President Biden’s Investing in America agenda has granted 66 hydro facilities throughout the country more than $38 million in incentive payments for electricity generated and sold.
According to The Department of Energy, hydropower currently accounts for 28.7% of renewable electricity generation in the United States, as well as 93% of all utility-scale energy storage capacity. However, less than 3% of the nation’s more than 90,000 dams currently produce power. Adding generation equipment to these sites could add up to 12 gigawatts of new hydropower capacity to the U.S. electric system—enough to power 4.8 million homes.
The Hydroelectric Production Incentives, administered by DOE’s Grid Deployment Office, are part of a comprehensive program funded by a $750 million investment from the Bipartisan Infrastructure Law to support the continued operation of the U.S. hydropower fleet and ensure a more reliable and resilient electric grid system. Other program offerings are the Hydroelectric Efficiency Improvement Incentives and Maintaining & Enhancing Hydroelectricity Incentives. Originally started in 2014 and expanded under the Biden-Harris Administration, Hydropower Incentives have been used to support operations and maintenance, fees and service debts, exploration of new small hydropower opportunities, as well as salary and benefits for the hydropower workforce.
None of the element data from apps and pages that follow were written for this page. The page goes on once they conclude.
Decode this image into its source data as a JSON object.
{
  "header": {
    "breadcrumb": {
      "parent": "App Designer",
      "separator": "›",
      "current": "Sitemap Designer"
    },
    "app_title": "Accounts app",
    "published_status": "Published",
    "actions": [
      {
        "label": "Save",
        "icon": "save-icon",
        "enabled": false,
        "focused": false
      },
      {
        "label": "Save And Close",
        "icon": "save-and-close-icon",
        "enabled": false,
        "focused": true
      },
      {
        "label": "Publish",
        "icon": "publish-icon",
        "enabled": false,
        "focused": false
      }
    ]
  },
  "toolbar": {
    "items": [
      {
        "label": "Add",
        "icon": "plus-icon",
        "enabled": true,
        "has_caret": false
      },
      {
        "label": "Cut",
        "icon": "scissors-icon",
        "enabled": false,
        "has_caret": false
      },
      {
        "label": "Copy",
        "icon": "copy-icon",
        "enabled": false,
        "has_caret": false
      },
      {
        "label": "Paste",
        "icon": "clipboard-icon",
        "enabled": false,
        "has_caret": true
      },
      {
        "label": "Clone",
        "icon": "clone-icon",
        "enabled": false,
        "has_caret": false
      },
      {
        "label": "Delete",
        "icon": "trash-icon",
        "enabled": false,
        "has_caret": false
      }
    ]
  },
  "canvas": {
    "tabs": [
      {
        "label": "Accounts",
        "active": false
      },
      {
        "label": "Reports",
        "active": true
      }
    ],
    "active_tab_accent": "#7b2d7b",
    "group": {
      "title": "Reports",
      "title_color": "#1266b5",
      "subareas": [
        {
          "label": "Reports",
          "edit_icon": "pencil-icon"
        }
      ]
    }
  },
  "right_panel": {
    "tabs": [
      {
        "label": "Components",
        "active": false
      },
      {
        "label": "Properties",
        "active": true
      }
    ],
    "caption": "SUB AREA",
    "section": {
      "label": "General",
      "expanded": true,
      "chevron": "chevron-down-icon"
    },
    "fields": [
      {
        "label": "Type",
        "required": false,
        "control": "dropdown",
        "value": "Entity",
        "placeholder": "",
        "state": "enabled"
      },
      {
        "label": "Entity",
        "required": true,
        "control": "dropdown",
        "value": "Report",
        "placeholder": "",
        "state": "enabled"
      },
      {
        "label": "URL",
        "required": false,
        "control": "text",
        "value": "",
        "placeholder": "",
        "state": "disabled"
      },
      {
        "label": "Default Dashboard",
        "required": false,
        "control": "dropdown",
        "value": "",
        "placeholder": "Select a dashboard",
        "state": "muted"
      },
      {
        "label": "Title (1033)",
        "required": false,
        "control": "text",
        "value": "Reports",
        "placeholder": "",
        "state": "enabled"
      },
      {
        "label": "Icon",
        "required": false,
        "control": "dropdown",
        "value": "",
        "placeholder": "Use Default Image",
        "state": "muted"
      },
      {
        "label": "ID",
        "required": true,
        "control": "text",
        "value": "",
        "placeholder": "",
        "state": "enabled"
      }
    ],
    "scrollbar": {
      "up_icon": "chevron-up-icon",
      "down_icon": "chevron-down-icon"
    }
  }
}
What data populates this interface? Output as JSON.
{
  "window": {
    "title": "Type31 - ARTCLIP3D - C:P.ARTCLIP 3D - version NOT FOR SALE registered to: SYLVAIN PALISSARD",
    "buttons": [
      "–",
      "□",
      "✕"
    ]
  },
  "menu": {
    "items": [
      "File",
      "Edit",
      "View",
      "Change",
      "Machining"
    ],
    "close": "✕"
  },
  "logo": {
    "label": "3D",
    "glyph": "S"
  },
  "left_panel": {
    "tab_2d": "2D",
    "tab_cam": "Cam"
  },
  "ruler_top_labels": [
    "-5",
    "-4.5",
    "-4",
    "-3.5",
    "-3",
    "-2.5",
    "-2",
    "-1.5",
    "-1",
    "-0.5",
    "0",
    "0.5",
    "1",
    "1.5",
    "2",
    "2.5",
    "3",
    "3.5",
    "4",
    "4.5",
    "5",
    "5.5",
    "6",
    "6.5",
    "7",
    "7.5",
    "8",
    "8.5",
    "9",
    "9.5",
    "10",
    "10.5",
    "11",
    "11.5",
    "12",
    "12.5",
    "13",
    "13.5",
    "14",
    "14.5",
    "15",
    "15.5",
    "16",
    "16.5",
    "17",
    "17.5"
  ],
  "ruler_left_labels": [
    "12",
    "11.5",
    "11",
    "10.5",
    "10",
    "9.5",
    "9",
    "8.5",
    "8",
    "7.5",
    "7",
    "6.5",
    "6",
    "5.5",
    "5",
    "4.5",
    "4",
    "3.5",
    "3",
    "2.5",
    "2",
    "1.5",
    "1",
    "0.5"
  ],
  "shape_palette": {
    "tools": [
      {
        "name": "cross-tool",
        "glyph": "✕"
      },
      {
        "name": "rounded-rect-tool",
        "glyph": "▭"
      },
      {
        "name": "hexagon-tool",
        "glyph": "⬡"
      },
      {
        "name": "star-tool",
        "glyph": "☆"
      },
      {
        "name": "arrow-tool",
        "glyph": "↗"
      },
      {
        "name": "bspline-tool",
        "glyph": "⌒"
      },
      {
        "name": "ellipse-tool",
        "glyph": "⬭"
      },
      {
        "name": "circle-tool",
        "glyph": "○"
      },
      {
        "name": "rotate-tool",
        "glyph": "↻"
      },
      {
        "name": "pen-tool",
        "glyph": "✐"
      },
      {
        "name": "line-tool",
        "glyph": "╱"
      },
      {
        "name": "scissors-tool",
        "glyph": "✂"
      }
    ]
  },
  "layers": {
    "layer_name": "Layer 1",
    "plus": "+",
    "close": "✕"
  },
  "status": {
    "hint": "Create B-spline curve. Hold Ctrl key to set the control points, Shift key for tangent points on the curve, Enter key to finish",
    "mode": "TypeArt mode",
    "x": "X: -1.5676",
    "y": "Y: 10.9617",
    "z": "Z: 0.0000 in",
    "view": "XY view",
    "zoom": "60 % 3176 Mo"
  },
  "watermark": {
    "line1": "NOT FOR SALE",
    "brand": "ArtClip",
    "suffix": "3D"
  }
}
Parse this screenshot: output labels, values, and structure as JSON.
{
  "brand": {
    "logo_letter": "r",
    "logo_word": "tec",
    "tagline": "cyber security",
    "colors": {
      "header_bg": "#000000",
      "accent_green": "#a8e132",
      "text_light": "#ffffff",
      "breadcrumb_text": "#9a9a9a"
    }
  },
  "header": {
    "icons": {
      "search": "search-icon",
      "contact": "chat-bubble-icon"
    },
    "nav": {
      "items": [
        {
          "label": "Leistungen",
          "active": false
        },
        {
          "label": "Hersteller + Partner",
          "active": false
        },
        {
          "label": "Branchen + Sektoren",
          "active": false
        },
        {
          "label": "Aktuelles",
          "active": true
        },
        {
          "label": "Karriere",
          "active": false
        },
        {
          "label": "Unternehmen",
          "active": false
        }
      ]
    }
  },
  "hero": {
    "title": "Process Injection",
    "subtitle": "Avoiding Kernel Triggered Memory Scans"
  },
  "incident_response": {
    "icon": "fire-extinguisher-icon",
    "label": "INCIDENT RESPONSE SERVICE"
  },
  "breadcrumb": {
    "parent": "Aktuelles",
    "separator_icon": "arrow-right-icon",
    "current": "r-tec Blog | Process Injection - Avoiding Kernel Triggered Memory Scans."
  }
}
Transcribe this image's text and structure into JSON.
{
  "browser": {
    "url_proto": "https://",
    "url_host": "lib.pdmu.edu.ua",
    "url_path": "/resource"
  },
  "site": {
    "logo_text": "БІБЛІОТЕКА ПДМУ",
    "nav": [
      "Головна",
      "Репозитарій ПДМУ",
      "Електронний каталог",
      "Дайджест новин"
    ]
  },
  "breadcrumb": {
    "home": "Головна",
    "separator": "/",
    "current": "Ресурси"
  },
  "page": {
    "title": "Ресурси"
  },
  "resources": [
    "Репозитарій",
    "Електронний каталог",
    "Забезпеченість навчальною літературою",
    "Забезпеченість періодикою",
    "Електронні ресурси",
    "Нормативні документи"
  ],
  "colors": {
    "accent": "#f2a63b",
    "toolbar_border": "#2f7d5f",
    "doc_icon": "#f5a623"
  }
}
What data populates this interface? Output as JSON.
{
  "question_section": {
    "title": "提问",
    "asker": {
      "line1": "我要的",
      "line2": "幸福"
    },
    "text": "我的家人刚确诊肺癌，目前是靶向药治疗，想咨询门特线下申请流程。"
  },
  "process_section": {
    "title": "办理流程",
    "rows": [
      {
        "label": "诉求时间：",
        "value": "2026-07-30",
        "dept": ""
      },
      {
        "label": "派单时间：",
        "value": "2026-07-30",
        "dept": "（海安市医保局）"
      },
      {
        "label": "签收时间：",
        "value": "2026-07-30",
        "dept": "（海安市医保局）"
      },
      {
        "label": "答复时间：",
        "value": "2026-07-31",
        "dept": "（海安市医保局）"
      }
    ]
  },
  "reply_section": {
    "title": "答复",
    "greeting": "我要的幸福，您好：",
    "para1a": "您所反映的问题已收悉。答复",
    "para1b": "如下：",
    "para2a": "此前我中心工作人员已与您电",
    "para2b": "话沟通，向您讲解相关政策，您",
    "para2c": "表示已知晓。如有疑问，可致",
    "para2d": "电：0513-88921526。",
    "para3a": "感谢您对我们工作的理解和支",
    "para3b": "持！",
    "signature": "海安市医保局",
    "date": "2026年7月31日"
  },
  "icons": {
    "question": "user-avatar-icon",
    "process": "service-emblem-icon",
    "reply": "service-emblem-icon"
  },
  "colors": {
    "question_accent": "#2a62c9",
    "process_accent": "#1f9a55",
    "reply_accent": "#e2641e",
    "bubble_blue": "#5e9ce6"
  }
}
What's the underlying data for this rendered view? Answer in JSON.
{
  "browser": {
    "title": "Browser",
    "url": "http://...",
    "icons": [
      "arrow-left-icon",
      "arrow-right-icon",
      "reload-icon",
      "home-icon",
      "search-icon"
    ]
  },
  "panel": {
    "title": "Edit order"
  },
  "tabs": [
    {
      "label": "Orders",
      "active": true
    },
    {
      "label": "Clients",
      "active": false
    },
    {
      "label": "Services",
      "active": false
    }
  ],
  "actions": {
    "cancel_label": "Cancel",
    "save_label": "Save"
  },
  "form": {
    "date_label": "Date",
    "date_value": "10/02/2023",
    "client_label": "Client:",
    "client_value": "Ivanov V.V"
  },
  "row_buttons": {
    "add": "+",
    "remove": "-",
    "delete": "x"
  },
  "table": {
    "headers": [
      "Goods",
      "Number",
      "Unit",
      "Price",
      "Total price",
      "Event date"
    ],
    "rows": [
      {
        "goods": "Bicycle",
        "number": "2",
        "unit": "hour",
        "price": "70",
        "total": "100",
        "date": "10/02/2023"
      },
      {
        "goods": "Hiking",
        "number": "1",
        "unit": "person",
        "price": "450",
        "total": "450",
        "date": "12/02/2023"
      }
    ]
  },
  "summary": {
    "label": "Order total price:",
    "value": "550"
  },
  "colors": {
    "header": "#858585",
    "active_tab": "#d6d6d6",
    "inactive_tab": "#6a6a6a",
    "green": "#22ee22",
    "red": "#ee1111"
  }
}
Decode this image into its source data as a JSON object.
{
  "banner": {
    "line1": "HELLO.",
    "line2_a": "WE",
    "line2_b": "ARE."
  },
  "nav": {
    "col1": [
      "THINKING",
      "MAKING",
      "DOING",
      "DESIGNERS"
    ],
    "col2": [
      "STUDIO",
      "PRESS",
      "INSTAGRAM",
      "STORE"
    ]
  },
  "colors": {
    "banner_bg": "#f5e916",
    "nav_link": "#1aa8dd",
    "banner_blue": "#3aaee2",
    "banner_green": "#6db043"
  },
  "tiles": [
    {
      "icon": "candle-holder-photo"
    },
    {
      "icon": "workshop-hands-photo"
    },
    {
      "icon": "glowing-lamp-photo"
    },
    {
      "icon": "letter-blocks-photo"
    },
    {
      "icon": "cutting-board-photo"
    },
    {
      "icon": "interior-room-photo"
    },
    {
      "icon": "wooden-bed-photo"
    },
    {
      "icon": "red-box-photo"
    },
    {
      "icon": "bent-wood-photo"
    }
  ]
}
A full list of selected entities is available here.
Today, DOE also released the reimagined Hydropower Vision Roadmap, led by the U.S. Department of Energy’s Water Power Technologies Office. With the release of the Hydropower Vision report (Vision) in 2016, DOE made a commitment to the hydropower community to make the Vision a living document. To uphold that commitment, WPTO and the Pacific Northwest National Laboratory reimagined the Vision’s roadmap with the support of the hydropower community. The Vision stated that with continued technology advancements, innovative market mechanisms, and a focus on environmental sustainability, U.S. hydropower could grow from its current 101 gigawatts (GW) to nearly 150 GW of combined electricity generating and storage capacity by 2050. The roadmap lays out the specific activities identified by the hydropower community to achieve those goals by 2050.